WHAT IS BEING ASKED
An identical copy of all records below is to be written out.

AVAILABLE DATA
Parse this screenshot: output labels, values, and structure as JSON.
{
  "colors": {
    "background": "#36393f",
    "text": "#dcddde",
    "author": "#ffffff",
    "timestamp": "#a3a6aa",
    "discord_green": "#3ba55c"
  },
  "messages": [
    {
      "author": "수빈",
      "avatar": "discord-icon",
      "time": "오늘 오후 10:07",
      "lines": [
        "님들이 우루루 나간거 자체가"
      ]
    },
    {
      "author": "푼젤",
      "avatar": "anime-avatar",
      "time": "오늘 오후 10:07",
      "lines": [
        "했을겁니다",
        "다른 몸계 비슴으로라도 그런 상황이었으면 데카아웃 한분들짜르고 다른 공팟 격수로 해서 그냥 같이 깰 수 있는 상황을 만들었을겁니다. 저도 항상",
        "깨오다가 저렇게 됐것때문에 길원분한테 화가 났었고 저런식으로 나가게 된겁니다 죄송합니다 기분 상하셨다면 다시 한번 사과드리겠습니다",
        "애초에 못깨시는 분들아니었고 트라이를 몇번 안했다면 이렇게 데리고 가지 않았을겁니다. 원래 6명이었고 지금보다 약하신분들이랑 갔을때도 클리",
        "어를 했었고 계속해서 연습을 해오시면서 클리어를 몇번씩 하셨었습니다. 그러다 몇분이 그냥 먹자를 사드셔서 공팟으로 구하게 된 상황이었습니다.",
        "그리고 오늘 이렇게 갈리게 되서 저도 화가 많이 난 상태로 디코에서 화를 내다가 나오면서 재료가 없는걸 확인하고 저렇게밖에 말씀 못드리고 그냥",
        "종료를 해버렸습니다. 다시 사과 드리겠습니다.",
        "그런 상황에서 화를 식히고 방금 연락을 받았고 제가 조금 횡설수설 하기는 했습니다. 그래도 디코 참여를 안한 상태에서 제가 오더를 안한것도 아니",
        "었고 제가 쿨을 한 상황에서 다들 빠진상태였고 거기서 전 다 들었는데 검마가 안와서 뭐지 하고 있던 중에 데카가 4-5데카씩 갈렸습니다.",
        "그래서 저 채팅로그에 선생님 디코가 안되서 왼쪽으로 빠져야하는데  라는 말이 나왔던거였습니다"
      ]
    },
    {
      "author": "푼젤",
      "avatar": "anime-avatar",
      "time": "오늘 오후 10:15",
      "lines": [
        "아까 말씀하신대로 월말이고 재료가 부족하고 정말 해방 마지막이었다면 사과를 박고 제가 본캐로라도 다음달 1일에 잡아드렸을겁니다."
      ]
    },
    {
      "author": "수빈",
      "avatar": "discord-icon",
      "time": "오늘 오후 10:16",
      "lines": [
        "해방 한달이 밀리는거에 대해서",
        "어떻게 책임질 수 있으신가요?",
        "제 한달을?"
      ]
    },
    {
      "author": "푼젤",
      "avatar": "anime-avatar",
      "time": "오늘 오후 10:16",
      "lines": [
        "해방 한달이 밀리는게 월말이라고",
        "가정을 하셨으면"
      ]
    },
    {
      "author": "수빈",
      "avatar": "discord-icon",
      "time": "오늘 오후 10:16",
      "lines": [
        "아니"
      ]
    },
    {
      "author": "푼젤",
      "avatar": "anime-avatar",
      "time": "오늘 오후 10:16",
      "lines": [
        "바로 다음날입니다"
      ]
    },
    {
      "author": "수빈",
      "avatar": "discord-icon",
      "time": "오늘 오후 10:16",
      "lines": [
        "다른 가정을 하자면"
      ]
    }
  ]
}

RESULT OF THE EXERCISE
Parse this screenshot: output labels, values, and structure as JSON.
{
  "colors": {
    "background": "#36393f",
    "text": "#dcddde",
    "author": "#ffffff",
    "timestamp": "#a3a6aa",
    "discord_green": "#3ba55c"
  },
  "messages": [
    {
      "author": "수빈",
      "avatar": "discord-icon",
      "time": "오늘 오후 10:07",
      "lines": [
        "님들이 우루루 나간거 자체가"
      ]
    },
    {
      "author": "푼젤",
      "avatar": "anime-avatar",
      "time": "오늘 오후 10:07",
      "lines": [
        "했을겁니다",
        "다른 몸계 비슴으로라도 그런 상황이었으면 데카아웃 한분들짜르고 다른 공팟 격수로 해서 그냥 같이 깰 수 있는 상황을 만들었을겁니다. 저도 항상",
        "깨오다가 저렇게 됐것때문에 길원분한테 화가 났었고 저런식으로 나가게 된겁니다 죄송합니다 기분 상하셨다면 다시 한번 사과드리겠습니다",
        "애초에 못깨시는 분들아니었고 트라이를 몇번 안했다면 이렇게 데리고 가지 않았을겁니다. 원래 6명이었고 지금보다 약하신분들이랑 갔을때도 클리",
        "어를 했었고 계속해서 연습을 해오시면서 클리어를 몇번씩 하셨었습니다. 그러다 몇분이 그냥 먹자를 사드셔서 공팟으로 구하게 된 상황이었습니다.",
        "그리고 오늘 이렇게 갈리게 되서 저도 화가 많이 난 상태로 디코에서 화를 내다가 나오면서 재료가 없는걸 확인하고 저렇게밖에 말씀 못드리고 그냥",
        "종료를 해버렸습니다. 다시 사과 드리겠습니다.",
        "그런 상황에서 화를 식히고 방금 연락을 받았고 제가 조금 횡설수설 하기는 했습니다. 그래도 디코 참여를 안한 상태에서 제가 오더를 안한것도 아니",
        "었고 제가 쿨을 한 상황에서 다들 빠진상태였고 거기서 전 다 들었는데 검마가 안와서 뭐지 하고 있던 중에 데카가 4-5데카씩 갈렸습니다.",
        "그래서 저 채팅로그에 선생님 디코가 안되서 왼쪽으로 빠져야하는데  라는 말이 나왔던거였습니다"
      ]
    },
    {
      "author": "푼젤",
      "avatar": "anime-avatar",
      "time": "오늘 오후 10:15",
      "lines": [
        "아까 말씀하신대로 월말이고 재료가 부족하고 정말 해방 마지막이었다면 사과를 박고 제가 본캐로라도 다음달 1일에 잡아드렸을겁니다."
      ]
    },
    {
      "author": "수빈",
      "avatar": "discord-icon",
      "time": "오늘 오후 10:16",
      "lines": [
        "해방 한달이 밀리는거에 대해서",
        "어떻게 책임질 수 있으신가요?",
        "제 한달을?"
      ]
    },
    {
      "author": "푼젤",
      "avatar": "anime-avatar",
      "time": "오늘 오후 10:16",
      "lines": [
        "해방 한달이 밀리는게 월말이라고",
        "가정을 하셨으면"
      ]
    },
    {
      "author": "수빈",
      "avatar": "discord-icon",
      "time": "오늘 오후 10:16",
      "lines": [
        "아니"
      ]
    },
    {
      "author": "푼젤",
      "avatar": "anime-avatar",
      "time": "오늘 오후 10:16",
      "lines": [
        "바로 다음날입니다"
      ]
    },
    {
      "author": "수빈",
      "avatar": "discord-icon",
      "time": "오늘 오후 10:16",
      "lines": [
        "다른 가정을 하자면"
      ]
    }
  ]
}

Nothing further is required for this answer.